THE INPUT:

───

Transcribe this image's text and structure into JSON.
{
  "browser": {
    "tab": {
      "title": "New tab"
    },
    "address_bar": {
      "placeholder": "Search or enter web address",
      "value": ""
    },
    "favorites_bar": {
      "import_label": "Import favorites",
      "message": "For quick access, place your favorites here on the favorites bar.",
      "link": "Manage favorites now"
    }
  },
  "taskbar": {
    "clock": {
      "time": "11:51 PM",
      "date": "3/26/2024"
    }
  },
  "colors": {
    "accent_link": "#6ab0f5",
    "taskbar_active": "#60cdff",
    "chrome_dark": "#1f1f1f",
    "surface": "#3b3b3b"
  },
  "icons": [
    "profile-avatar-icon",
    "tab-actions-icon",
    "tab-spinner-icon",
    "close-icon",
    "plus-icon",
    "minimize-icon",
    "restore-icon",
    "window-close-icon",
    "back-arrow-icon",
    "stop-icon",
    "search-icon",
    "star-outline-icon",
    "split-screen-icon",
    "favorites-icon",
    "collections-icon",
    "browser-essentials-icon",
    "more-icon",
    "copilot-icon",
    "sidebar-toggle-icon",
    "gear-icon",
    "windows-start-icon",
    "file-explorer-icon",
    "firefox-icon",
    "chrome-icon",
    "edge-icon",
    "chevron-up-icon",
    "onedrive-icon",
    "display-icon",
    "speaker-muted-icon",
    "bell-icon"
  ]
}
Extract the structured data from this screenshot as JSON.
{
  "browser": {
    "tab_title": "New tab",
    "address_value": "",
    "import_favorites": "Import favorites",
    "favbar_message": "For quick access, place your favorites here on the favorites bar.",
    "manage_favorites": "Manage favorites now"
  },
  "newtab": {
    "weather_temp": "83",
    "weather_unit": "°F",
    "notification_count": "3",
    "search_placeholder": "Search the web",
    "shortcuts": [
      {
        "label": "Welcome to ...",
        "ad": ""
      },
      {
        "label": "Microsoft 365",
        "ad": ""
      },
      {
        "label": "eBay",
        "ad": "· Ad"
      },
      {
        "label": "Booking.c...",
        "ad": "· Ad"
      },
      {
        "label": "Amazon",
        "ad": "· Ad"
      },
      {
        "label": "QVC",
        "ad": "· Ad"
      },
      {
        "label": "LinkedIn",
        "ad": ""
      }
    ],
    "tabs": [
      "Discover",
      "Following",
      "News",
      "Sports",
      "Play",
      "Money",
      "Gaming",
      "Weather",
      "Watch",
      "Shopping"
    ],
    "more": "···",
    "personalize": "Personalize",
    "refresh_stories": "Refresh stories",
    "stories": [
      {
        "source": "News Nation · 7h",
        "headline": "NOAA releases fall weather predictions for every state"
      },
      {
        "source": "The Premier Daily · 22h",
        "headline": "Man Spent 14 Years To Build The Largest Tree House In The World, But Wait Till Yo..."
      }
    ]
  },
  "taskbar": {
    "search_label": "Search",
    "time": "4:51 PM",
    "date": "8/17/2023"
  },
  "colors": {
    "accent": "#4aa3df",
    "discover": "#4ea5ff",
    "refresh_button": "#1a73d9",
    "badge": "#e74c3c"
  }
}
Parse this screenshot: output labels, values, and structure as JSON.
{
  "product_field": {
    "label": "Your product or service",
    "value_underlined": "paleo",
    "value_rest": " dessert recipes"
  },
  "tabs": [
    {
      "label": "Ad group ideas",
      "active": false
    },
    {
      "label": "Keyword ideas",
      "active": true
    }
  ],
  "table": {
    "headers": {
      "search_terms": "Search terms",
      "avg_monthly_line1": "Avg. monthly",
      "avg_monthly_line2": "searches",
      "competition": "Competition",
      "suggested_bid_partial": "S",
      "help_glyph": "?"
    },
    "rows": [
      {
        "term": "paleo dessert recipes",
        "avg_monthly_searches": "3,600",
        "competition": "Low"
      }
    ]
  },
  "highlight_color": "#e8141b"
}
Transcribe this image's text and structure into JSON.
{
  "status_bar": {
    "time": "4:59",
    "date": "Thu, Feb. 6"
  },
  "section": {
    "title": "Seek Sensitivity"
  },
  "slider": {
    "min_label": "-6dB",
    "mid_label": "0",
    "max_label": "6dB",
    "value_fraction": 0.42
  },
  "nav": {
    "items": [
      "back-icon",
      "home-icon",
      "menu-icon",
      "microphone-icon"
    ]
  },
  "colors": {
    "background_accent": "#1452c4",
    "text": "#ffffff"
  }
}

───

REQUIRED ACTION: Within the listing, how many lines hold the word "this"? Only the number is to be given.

COMPLETED EXERCISE: 4